Infrastructure? Not unless the House rethinks its offer
Chalk it up as a case when conventional wisdom desperately needs to be challenged.
The Washington political class is convinced that a Biden-led Washington can forge a large-scale infrastructure bill with Congress, regardless of who controls the Senate.
“Yes, unsexy infrastructure,” says the Wall Street Journal’s Gerald Seib. “Roads, bridges, airports, subways, broadband networks, windmills, solar farms. Infrastructure just might be the vehicle that could smash through the political roadblocks in Washington, and perhaps demonstrate that, yes, things can get done. It isn’t dramatic, but maybe we’ve all had enough drama for a while.”
The high-level rhetoric, however, continues to miss a fundamental point: the bill passed out of the U.S. House in 2020 — The INVEST in America Act, or HR 2 — is so far apart from the Senate’s surface transportation bill passed in 2019 that without major changes, talk of infrastructure legislation is as doomed during the Biden era as a new tax cut or a sweeping climate bill.
Only if House Democrats rewrite their hyper partisan legislation to something closer to the overwhelmingly bipartisan Senate bill — about seven times smaller — could D.C. policymakers notch a win.

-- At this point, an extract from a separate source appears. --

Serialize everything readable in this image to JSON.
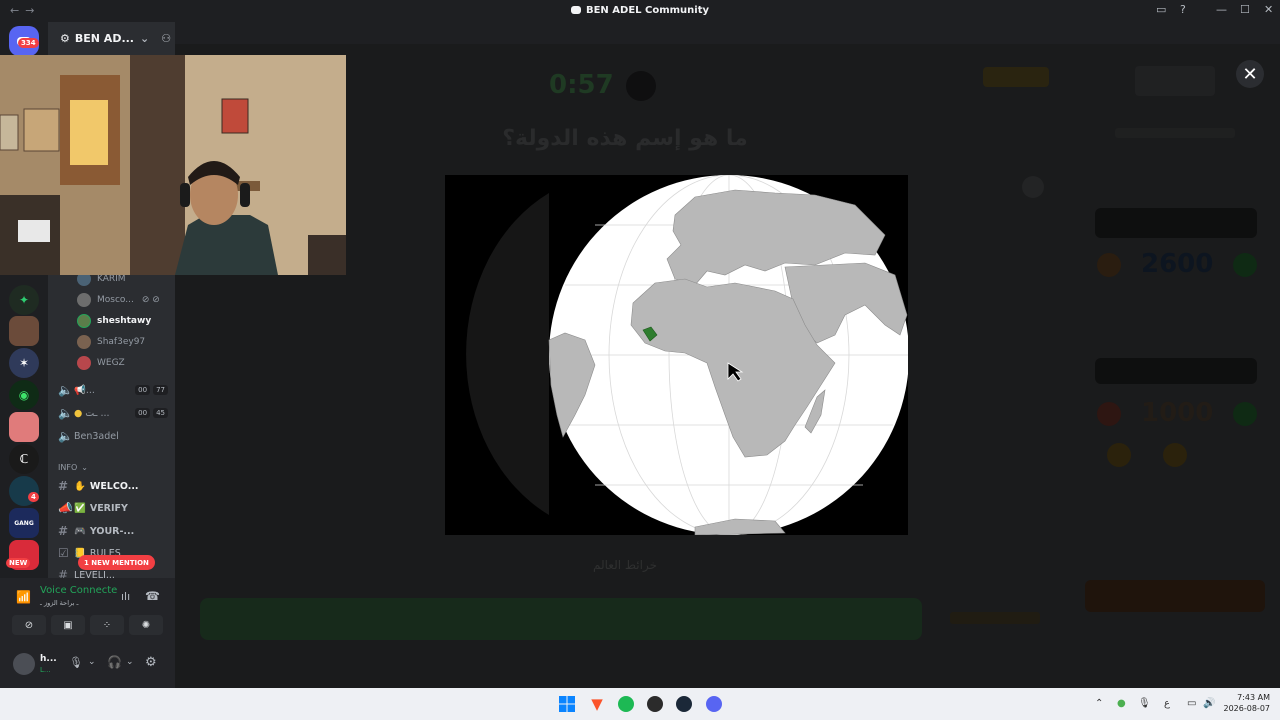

In short, Transportation Committee Chairman Peter DeFazio (D-Ore.) must not reintroduce HR 2 as a carbon copy. Instead and for the sake of U.S. consumers, he should work with Republicans and present legislation committed to the core needs at hand — surface transportation networks and funding — while avoiding divisive policy riders in any number of areas.

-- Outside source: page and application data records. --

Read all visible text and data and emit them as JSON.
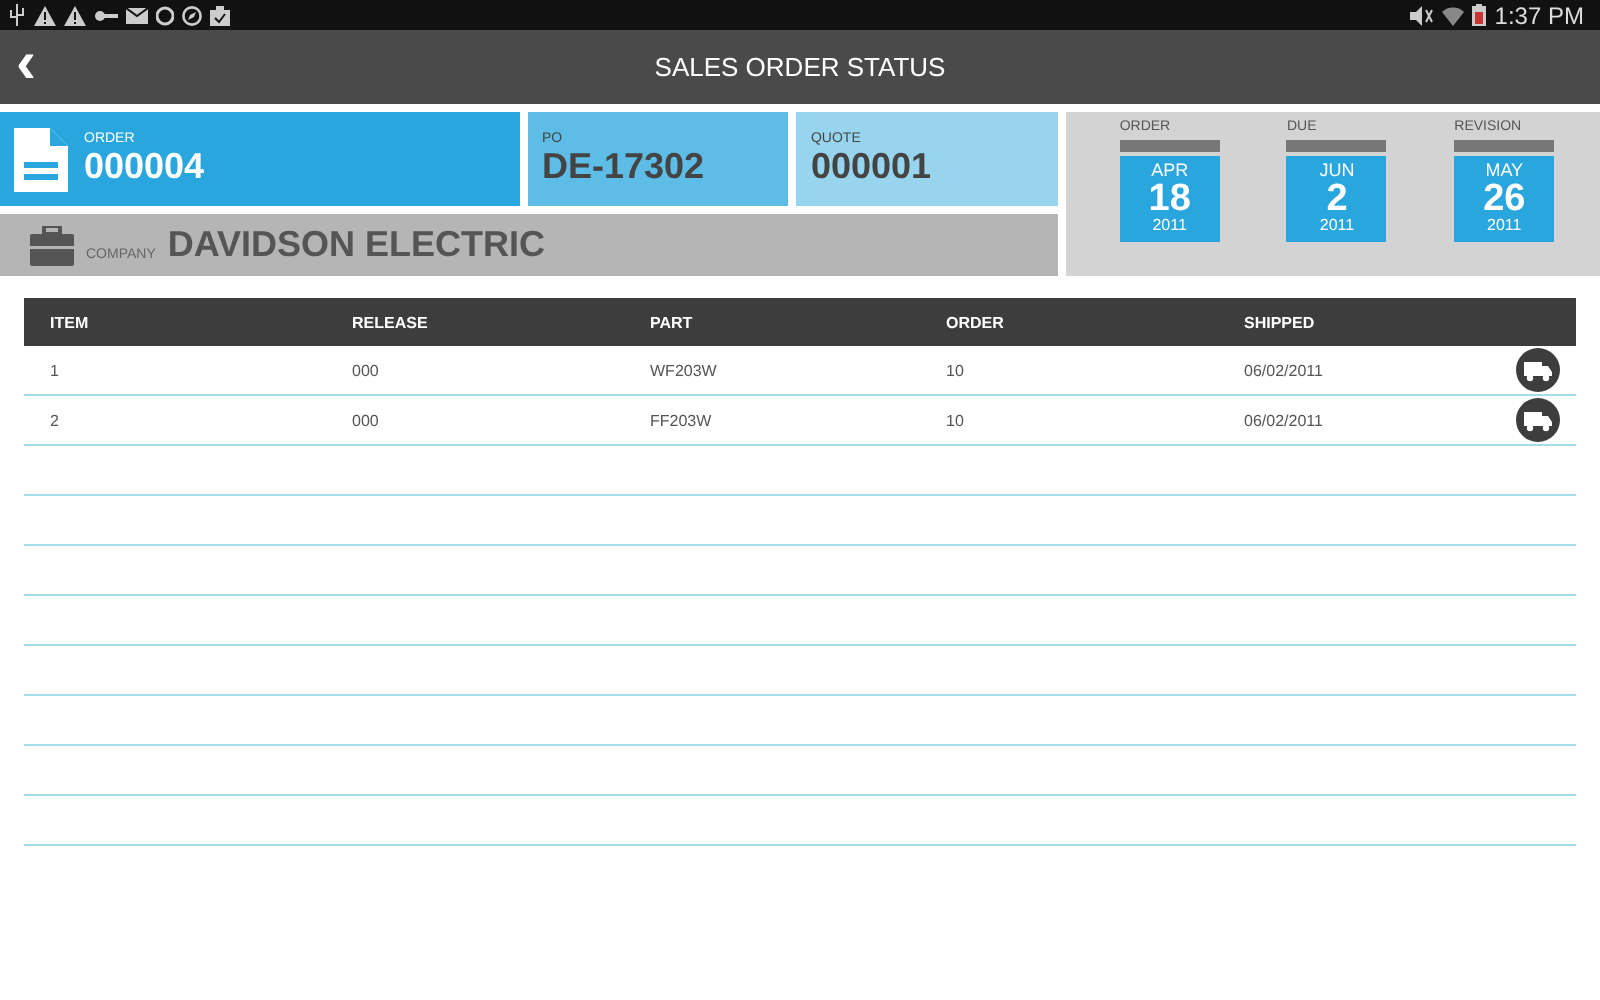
{
  "status_bar": {
    "time": "1:37 PM"
  },
  "app_bar": {
    "back": "‹",
    "title": "SALES ORDER STATUS"
  },
  "order": {
    "label": "ORDER",
    "value": "000004"
  },
  "po": {
    "label": "PO",
    "value": "DE-17302"
  },
  "quote": {
    "label": "QUOTE",
    "value": "000001"
  },
  "company": {
    "label": "COMPANY",
    "value": "DAVIDSON ELECTRIC"
  },
  "dates": [
    {
      "label": "ORDER",
      "month": "APR",
      "day": "18",
      "year": "2011"
    },
    {
      "label": "DUE",
      "month": "JUN",
      "day": "2",
      "year": "2011"
    },
    {
      "label": "REVISION",
      "month": "MAY",
      "day": "26",
      "year": "2011"
    }
  ],
  "table": {
    "columns": [
      "ITEM",
      "RELEASE",
      "PART",
      "ORDER",
      "SHIPPED"
    ],
    "rows": [
      {
        "cells": [
          "1",
          "000",
          "WF203W",
          "10",
          "06/02/2011"
        ],
        "kind": "shipped"
      },
      {
        "cells": [
          "2",
          "000",
          "FF203W",
          "10",
          "06/02/2011"
        ],
        "kind": "shipped"
      }
    ]
  }
}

Recent analysis by Consumer Action for a Strong Economy (CASE) provides some straightforward recommendations.
First, Congress must recommit to funding highway maintenance reforms that might return us to a sustainable user-pay model, such an increased gas tax, a Vehicle Miles Traveled (VMT) fee or a Road User Charge (RUC), or equivalent system. Such a fee would rely on additional infrastructure for monitoring and levying the tax that is not yet in place, but it has several critical benefits. The most noteworthy is that it would not be affected by increasing fuel efficiency or the prevalence of hybrid and electric cars. Another, spelled out in a recent CBO report, is that a VMT fee could be adjusted based on factors such as vehicle configuration, weight, location, purpose, and other factors, allowing vehicles causing the greatest infrastructure damage to support their share of infrastructure costs without imposing an unsustainable burden on commuters or other drivers

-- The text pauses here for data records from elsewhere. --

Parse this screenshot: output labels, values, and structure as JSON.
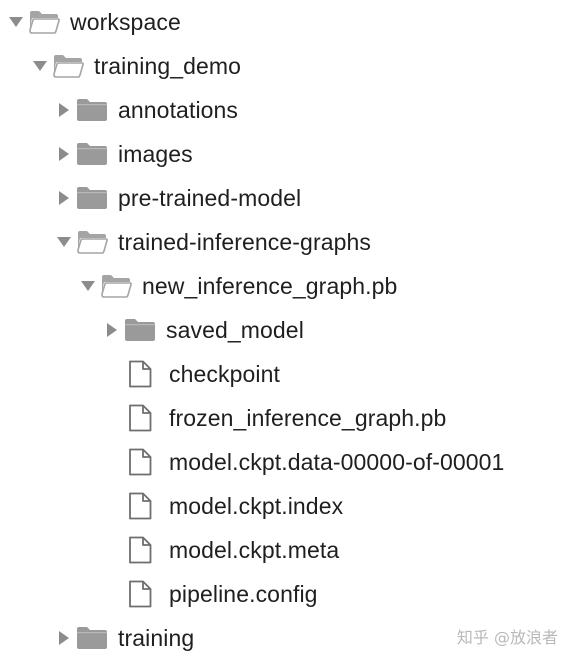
{
  "tree": {
    "items": [
      {
        "label": "workspace",
        "depth": 0,
        "kind": "folder",
        "state": "expanded",
        "icon": "folder-open-icon"
      },
      {
        "label": "training_demo",
        "depth": 1,
        "kind": "folder",
        "state": "expanded",
        "icon": "folder-open-icon"
      },
      {
        "label": "annotations",
        "depth": 2,
        "kind": "folder",
        "state": "collapsed",
        "icon": "folder-icon"
      },
      {
        "label": "images",
        "depth": 2,
        "kind": "folder",
        "state": "collapsed",
        "icon": "folder-icon"
      },
      {
        "label": "pre-trained-model",
        "depth": 2,
        "kind": "folder",
        "state": "collapsed",
        "icon": "folder-icon"
      },
      {
        "label": "trained-inference-graphs",
        "depth": 2,
        "kind": "folder",
        "state": "expanded",
        "icon": "folder-open-icon"
      },
      {
        "label": "new_inference_graph.pb",
        "depth": 3,
        "kind": "folder",
        "state": "expanded",
        "icon": "folder-open-icon"
      },
      {
        "label": "saved_model",
        "depth": 4,
        "kind": "folder",
        "state": "collapsed",
        "icon": "folder-icon"
      },
      {
        "label": "checkpoint",
        "depth": 4,
        "kind": "file",
        "state": "none",
        "icon": "file-icon"
      },
      {
        "label": "frozen_inference_graph.pb",
        "depth": 4,
        "kind": "file",
        "state": "none",
        "icon": "file-icon"
      },
      {
        "label": "model.ckpt.data-00000-of-00001",
        "depth": 4,
        "kind": "file",
        "state": "none",
        "icon": "file-icon"
      },
      {
        "label": "model.ckpt.index",
        "depth": 4,
        "kind": "file",
        "state": "none",
        "icon": "file-icon"
      },
      {
        "label": "model.ckpt.meta",
        "depth": 4,
        "kind": "file",
        "state": "none",
        "icon": "file-icon"
      },
      {
        "label": "pipeline.config",
        "depth": 4,
        "kind": "file",
        "state": "none",
        "icon": "file-icon"
      },
      {
        "label": "training",
        "depth": 2,
        "kind": "folder",
        "state": "collapsed",
        "icon": "folder-icon"
      }
    ]
  },
  "watermark": {
    "text": "知乎 @放浪者"
  },
  "colors": {
    "folder": "#9a9a9a",
    "folder_open": "#a5a5a5",
    "arrow": "#8c8c8c",
    "file_outline": "#6e6e6e",
    "text": "#1f1f1f"
  }
}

While still years away, a transition is feasible, says Robert Atkinson, chair of the 2009 Surface Transportation Financing Commission.
Next, House Democrats should avoid controversial subjects that diverge from core challenges at hand. For instance, HR 2 create several new grant programs, rather than working to improve others. It also devotes endless energy and resources to areas best handled by other committees and bills, such as housing, broadband and energy.
Additionally, HR 2 goes out of its way to appease favored stakeholders — such as labor — in imposing new regulations, rather than letting the market and common sense drive many decisions. The rail title of the bill — which includes many operational mandates — stands out as especially problematic.
Last, Congress must commit itself to transparency in this process. With an expectation that earmarks will return in the next Congress, infrastructure legislation should not become a vehicle to disproportionately shovel pork to congressional districts. Improving our highways, bridges and the like should be equitable — not isolated to those holding leadership roles.
Talking heads are right that infrastructure is important and ripe for compromise. But that process must start now in the House.
Gerard Scimeca is an attorney and co-founder of CASE, Consumer Action for a Strong Economy, a free-market oriented consumer advocacy organization.